Study Finds Only 1 in 5 Global Workers “Engaged”; Senior Managers Key to Improvement

Oct 22, 20072 mins
CIOIT Leadership

Nearly 40 percent of workers worldwide are partly to fully disengaged, according to professional services firm Towers Perrin.

Just 21 percent of global workers are “engaged,” or willing to go the extra mile to help their organizations succeed, and senior leadership isn’t doing enough to increase that engagement, according to a recent survey of some 90,000 workers in 18 countries.

Furthermore, nearly 40 percent of workers worldwide are partly to fully disengaged, according to the Towers Perrin Global Workforce Study, conducted by professional services company Towers Perrin. The firm claims the report is the largest ever of its kind.

The study also found that organizations with higher levels of staff engagement perform better financially and are more likely to retain key employees than companies with low engagement levels. Specifically, Towers Perrin found that the organizations with the highest engagement levels collectively increased annual operating income by 19 percent and boosted earnings per share 28 percent year-over-year.

Perhaps most relevant to CIOs and other executives is the fact that organizations themselves–specifically, senior leaders–have the most significant impact on staff engagement.

“One of the study’s key finding is that the organization itself is the most powerful influencer of employee engagement,” said Julie Gebauer, managing director and leader of Towers Perrin’s Workforce Effectiveness consulting practice, in a press release. “Personal values and work experience factors have less of an impact on engagement than what the company does–particularly the extent to which employees believe senior management is sincerely interested in their well-being.”

“People’s views about the company are also shaped more by what senior leaders say and do than by what the individuals’ direct bosses say or do,” Gebauer said.

Towers Perrin identified three areas that CIOs and other senior leaders need to focus on to increase engagement:

  1. Senior leaders must demonstrate inspiration, vision and commitment to their organizations and individual staffers.

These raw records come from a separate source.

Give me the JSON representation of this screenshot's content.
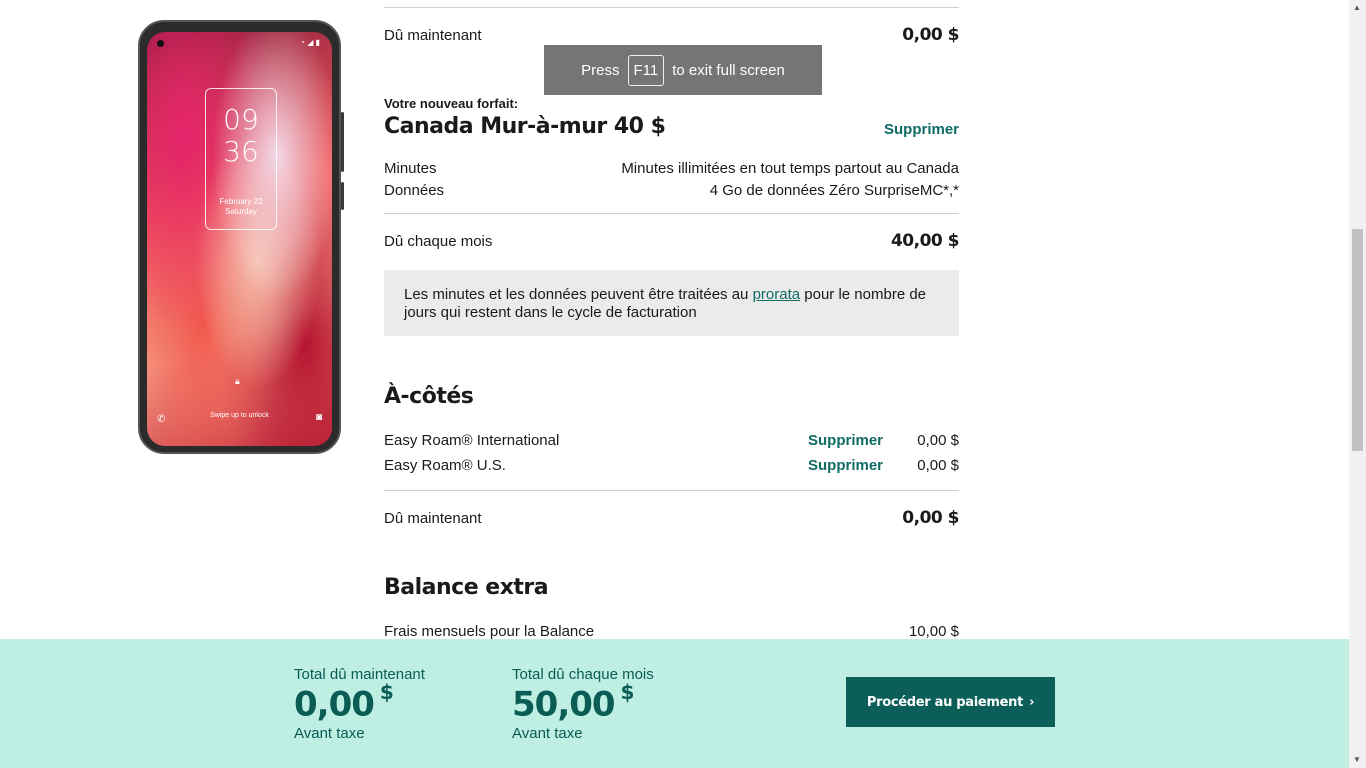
{
  "phone": {
    "clock_hour": "09",
    "clock_minute": "36",
    "date": "February 22",
    "day": "Saturday",
    "swipe_text": "Swipe up to unlock"
  },
  "top_due": {
    "label": "Dû maintenant",
    "value": "0,00 $"
  },
  "fullscreen_notice": {
    "press": "Press",
    "key": "F11",
    "suffix": "to exit full screen"
  },
  "plan": {
    "kicker": "Votre nouveau forfait:",
    "name": "Canada Mur-à-mur 40 $",
    "remove": "Supprimer",
    "rows": [
      {
        "label": "Minutes",
        "value": "Minutes illimitées en tout temps partout au Canada"
      },
      {
        "label": "Données",
        "value": "4 Go de données Zéro SurpriseMC*,*"
      }
    ],
    "monthly_label": "Dû chaque mois",
    "monthly_value": "40,00 $",
    "note_before": "Les minutes et les données peuvent être traitées au",
    "note_link": "prorata",
    "note_after": "pour le nombre de jours qui restent dans le cycle de facturation"
  },
  "addons": {
    "title": "À-côtés",
    "items": [
      {
        "name": "Easy Roam® International",
        "remove": "Supprimer",
        "price": "0,00 $"
      },
      {
        "name": "Easy Roam® U.S.",
        "remove": "Supprimer",
        "price": "0,00 $"
      }
    ],
    "due_label": "Dû maintenant",
    "due_value": "0,00 $"
  },
  "balance": {
    "title": "Balance extra",
    "row_label": "Frais mensuels pour la Balance",
    "row_value": "10,00 $"
  },
  "footer": {
    "now_label": "Total dû maintenant",
    "now_amount": "0,00",
    "now_currency": "$",
    "now_note": "Avant taxe",
    "monthly_label": "Total dû chaque mois",
    "monthly_amount": "50,00",
    "monthly_currency": "$",
    "monthly_note": "Avant taxe",
    "button_label": "Procéder au paiement",
    "button_icon": "chevron-right-icon"
  },
  "colors": {
    "accent": "#0f6b63",
    "footer_bg": "#bfeee3",
    "button_bg": "#0b5f58",
    "note_bg": "#ebebeb"
  }
}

  2. High-level managers need to provide a better vision of why employees should want their organizations to succeed–in other words, “what’s in it for them.”

  3. Staffers want to work for organizations that are seen as leaders in their industries, and senior managers must work to differentiate their firms from others in order to draw motivated and engaged workers.

More information on the Towers Perrin Global Workforce Study is available on the company’s website.